As my husband graciously took over and I was able to find some space to reflect, it became apparent that I had become subject to an incredible amount of guilt around not knowing how to fix the situation.  I realised that the perceived criticism from another had not only set the tone of our day, but that it had left less space for me to tune into what my boy might have needed, giving us even less of a chance of getting there.  Instead, it had opened up a space where my own pre-occupations and insecurities could thrive.  In my mind the difficulties had built up like a huge tower of Jenga which was going to come crashing down on our heads at any moment.

This didn’t leave me any space to remember the moments of joy.  The trundle down to the park at the bottom of the hill, my son taking great pride in every step.  Watching his smiling giggling face come rushing towards mine as I pushed him on the swing.  Walking with him hand in hand up the high street whilst he marvelled at everything we passed.  His little smiling face peering over my shoulder and saying ‘boo’ as I cleaned the floor after lunch.  Picking him up for another tearful cuddle and discovering that blowing raspberries all over his face immediately rights all wrongs in the world in that one sparkling moment.

Revisiting my role in all of this, I came back to what he needed me to do.  He needed me to be with him.  Regardless of what that involved being with, he needed me to show up.  To be alongside him in all his pain, anger and frustration.  To hold him through his fear as he momentarily realises that I actually cant read his mind and frighteningly he cant clearly communicate what it is he desperately needs to tell me.  To gently hold the boundaries, whilst listening and meeting him wherever I could.

Which also happens to be the bread and butter of my life as a therapist.  As is acknowledging the need and significance of rupture and repair.   As described by Dr Allan Schore, (http://www.youtube.com/watch?v=cbfuBex-3jE&sns=em) it is in the interplay of rupture and repair that resilience is allowed to develop.

“The ability to repair ruptures is what allows for the tolerance of negative affect”

Dr Allan Schore http://www.youtube.com/watch?v=cbfuBex-3jE&sns=em – find him at www.allanschore.com
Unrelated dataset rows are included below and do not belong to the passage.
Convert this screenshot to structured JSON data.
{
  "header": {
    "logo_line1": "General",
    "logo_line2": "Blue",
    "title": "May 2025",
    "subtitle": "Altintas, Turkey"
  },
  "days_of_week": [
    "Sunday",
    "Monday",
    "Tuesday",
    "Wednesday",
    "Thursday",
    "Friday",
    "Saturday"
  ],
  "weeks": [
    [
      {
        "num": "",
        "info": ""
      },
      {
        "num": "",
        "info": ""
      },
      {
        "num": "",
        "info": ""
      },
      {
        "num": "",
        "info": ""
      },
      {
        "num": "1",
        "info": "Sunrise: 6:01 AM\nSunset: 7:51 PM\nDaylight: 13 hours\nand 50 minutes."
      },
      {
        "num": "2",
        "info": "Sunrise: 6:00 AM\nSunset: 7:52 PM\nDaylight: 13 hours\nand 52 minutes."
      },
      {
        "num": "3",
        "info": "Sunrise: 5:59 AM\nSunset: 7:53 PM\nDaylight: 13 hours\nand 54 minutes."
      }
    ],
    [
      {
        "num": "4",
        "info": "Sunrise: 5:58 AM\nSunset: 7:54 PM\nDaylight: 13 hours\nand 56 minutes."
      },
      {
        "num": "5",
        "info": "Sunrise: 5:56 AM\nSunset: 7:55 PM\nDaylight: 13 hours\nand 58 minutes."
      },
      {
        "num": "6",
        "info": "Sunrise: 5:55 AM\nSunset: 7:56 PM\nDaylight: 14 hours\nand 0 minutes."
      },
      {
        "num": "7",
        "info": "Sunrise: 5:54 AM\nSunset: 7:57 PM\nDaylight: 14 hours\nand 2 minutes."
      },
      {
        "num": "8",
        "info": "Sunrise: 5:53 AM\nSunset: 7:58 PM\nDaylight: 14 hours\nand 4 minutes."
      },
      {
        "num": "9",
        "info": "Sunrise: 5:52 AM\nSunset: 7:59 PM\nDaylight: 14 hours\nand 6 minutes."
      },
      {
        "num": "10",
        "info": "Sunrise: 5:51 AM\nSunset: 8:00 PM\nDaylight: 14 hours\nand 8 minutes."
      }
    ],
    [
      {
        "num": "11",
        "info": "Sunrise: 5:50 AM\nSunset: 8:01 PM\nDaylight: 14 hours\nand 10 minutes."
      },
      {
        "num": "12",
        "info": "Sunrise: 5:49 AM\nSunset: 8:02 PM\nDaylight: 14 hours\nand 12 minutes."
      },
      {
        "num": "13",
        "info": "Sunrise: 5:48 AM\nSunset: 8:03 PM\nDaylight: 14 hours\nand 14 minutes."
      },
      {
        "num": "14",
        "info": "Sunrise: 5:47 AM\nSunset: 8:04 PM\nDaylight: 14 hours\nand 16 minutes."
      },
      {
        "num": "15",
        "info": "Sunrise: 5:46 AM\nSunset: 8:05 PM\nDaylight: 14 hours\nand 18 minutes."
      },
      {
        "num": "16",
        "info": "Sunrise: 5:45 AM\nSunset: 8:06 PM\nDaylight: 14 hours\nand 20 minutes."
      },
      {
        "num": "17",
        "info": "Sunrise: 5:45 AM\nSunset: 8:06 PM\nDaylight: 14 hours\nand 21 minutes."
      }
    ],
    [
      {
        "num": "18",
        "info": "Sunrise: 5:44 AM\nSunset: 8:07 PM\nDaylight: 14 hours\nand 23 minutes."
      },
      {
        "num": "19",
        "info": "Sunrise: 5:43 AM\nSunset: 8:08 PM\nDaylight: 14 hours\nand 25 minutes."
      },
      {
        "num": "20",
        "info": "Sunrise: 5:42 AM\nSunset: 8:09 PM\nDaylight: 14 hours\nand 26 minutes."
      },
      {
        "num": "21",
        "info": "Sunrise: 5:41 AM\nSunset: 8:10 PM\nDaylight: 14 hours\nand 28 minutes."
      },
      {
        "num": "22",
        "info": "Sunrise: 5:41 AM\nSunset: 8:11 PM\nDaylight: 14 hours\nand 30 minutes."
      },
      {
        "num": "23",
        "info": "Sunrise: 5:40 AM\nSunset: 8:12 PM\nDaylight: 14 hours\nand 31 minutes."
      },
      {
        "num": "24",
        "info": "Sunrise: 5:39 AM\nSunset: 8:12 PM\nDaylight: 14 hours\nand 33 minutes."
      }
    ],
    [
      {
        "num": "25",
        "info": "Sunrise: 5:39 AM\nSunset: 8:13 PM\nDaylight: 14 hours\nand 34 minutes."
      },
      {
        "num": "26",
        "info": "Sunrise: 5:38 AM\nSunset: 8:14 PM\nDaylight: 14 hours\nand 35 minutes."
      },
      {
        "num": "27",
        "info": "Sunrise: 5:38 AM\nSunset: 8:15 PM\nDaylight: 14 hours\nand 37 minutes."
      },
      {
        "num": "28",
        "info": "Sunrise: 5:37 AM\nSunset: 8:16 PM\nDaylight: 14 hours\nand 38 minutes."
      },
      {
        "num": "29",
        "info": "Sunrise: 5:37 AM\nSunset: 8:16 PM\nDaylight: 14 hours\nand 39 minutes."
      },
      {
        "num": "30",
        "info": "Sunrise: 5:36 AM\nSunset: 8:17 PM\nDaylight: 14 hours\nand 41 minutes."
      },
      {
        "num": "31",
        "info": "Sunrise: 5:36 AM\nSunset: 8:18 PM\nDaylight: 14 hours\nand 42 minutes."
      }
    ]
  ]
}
So it is in all those magical moments of connection, however momentary, that the real work of relationship and resilience is being woven.  My initial guilt, shame and slight terror that this is what toddlerhood has in store for us, eclipsed the real beauty and intricacy of our relationship.  I can have a tendency towards perfectionism, which at its best drives me to work hard, but at its worst does not allow for nuance, the bitter sweet, the light and the dark.  It is my hope for my son that he can embrace all of these things, both in himself and in others.  As we go on in our journey together I realise that not only am I helping to show him the world in all its colours, he is also reminding me of the colours I might choose not to see and showing me how truly beautiful they are.

mum and theodore